Data about app and page elements:

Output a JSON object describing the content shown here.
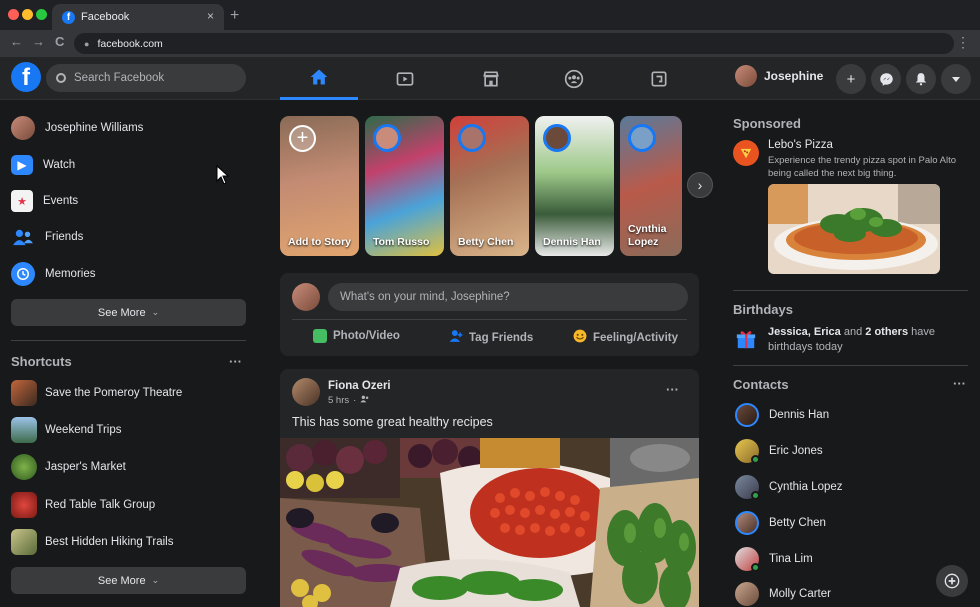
{
  "browser": {
    "tab_title": "Facebook",
    "tab_favicon": "f",
    "tab_close": "×",
    "new_tab": "+",
    "url": "facebook.com",
    "back": "←",
    "forward": "→",
    "reload": "C",
    "menu": "⋮"
  },
  "header": {
    "logo": "f",
    "search_placeholder": "Search Facebook",
    "user_name": "Josephine",
    "nav_tabs": [
      "home-icon",
      "watch-icon",
      "marketplace-icon",
      "groups-icon",
      "gaming-icon"
    ],
    "action_buttons": [
      "plus-icon",
      "messenger-icon",
      "bell-icon",
      "caret-down-icon"
    ]
  },
  "sidebar": {
    "items": [
      {
        "label": "Josephine Williams",
        "icon": "profile-avatar"
      },
      {
        "label": "Watch",
        "icon": "watch-icon"
      },
      {
        "label": "Events",
        "icon": "calendar-icon"
      },
      {
        "label": "Friends",
        "icon": "friends-icon"
      },
      {
        "label": "Memories",
        "icon": "clock-icon"
      }
    ],
    "see_more": "See More",
    "shortcuts_title": "Shortcuts",
    "shortcuts_more": "···",
    "shortcuts": [
      {
        "label": "Save the Pomeroy Theatre"
      },
      {
        "label": "Weekend Trips"
      },
      {
        "label": "Jasper's Market"
      },
      {
        "label": "Red Table Talk Group"
      },
      {
        "label": "Best Hidden Hiking Trails"
      }
    ],
    "see_more_2": "See More"
  },
  "stories": {
    "items": [
      {
        "label": "Add to Story"
      },
      {
        "label": "Tom Russo"
      },
      {
        "label": "Betty Chen"
      },
      {
        "label": "Dennis Han"
      },
      {
        "label": "Cynthia Lopez"
      }
    ]
  },
  "composer": {
    "placeholder": "What's on your mind, Josephine?",
    "actions": [
      "Photo/Video",
      "Tag Friends",
      "Feeling/Activity"
    ]
  },
  "post": {
    "author": "Fiona Ozeri",
    "time": "5 hrs",
    "text": "This has some great healthy recipes",
    "more": "···"
  },
  "sponsored": {
    "title": "Sponsored",
    "name": "Lebo's Pizza",
    "desc": "Experience the trendy pizza spot in Palo Alto being called the next big thing."
  },
  "birthdays": {
    "title": "Birthdays",
    "names": "Jessica, Erica",
    "and": "and",
    "others": "2 others",
    "rest": "have birthdays today"
  },
  "contacts": {
    "title": "Contacts",
    "more": "···",
    "items": [
      {
        "name": "Dennis Han"
      },
      {
        "name": "Eric Jones"
      },
      {
        "name": "Cynthia Lopez"
      },
      {
        "name": "Betty Chen"
      },
      {
        "name": "Tina Lim"
      },
      {
        "name": "Molly Carter"
      }
    ]
  },
  "colors": {
    "accent": "#2d88ff",
    "brand": "#1877f2",
    "bg": "#18191a",
    "card": "#242526"
  }
}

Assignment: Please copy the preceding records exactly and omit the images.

Completed exercise:
Output a JSON object describing the content shown here.
{
  "browser": {
    "tab_title": "Facebook",
    "tab_favicon": "f",
    "tab_close": "×",
    "new_tab": "+",
    "url": "facebook.com",
    "back": "←",
    "forward": "→",
    "reload": "C",
    "menu": "⋮"
  },
  "header": {
    "logo": "f",
    "search_placeholder": "Search Facebook",
    "user_name": "Josephine",
    "nav_tabs": [
      "home-icon",
      "watch-icon",
      "marketplace-icon",
      "groups-icon",
      "gaming-icon"
    ],
    "action_buttons": [
      "plus-icon",
      "messenger-icon",
      "bell-icon",
      "caret-down-icon"
    ]
  },
  "sidebar": {
    "items": [
      {
        "label": "Josephine Williams",
        "icon": "profile-avatar"
      },
      {
        "label": "Watch",
        "icon": "watch-icon"
      },
      {
        "label": "Events",
        "icon": "calendar-icon"
      },
      {
        "label": "Friends",
        "icon": "friends-icon"
      },
      {
        "label": "Memories",
        "icon": "clock-icon"
      }
    ],
    "see_more": "See More",
    "shortcuts_title": "Shortcuts",
    "shortcuts_more": "···",
    "shortcuts": [
      {
        "label": "Save the Pomeroy Theatre"
      },
      {
        "label": "Weekend Trips"
      },
      {
        "label": "Jasper's Market"
      },
      {
        "label": "Red Table Talk Group"
      },
      {
        "label": "Best Hidden Hiking Trails"
      }
    ],
    "see_more_2": "See More"
  },
  "stories": {
    "items": [
      {
        "label": "Add to Story"
      },
      {
        "label": "Tom Russo"
      },
      {
        "label": "Betty Chen"
      },
      {
        "label": "Dennis Han"
      },
      {
        "label": "Cynthia Lopez"
      }
    ]
  },
  "composer": {
    "placeholder": "What's on your mind, Josephine?",
    "actions": [
      "Photo/Video",
      "Tag Friends",
      "Feeling/Activity"
    ]
  },
  "post": {
    "author": "Fiona Ozeri",
    "time": "5 hrs",
    "text": "This has some great healthy recipes",
    "more": "···"
  },
  "sponsored": {
    "title": "Sponsored",
    "name": "Lebo's Pizza",
    "desc": "Experience the trendy pizza spot in Palo Alto being called the next big thing."
  },
  "birthdays": {
    "title": "Birthdays",
    "names": "Jessica, Erica",
    "and": "and",
    "others": "2 others",
    "rest": "have birthdays today"
  },
  "contacts": {
    "title": "Contacts",
    "more": "···",
    "items": [
      {
        "name": "Dennis Han"
      },
      {
        "name": "Eric Jones"
      },
      {
        "name": "Cynthia Lopez"
      },
      {
        "name": "Betty Chen"
      },
      {
        "name": "Tina Lim"
      },
      {
        "name": "Molly Carter"
      }
    ]
  },
  "colors": {
    "accent": "#2d88ff",
    "brand": "#1877f2",
    "bg": "#18191a",
    "card": "#242526"
  }
}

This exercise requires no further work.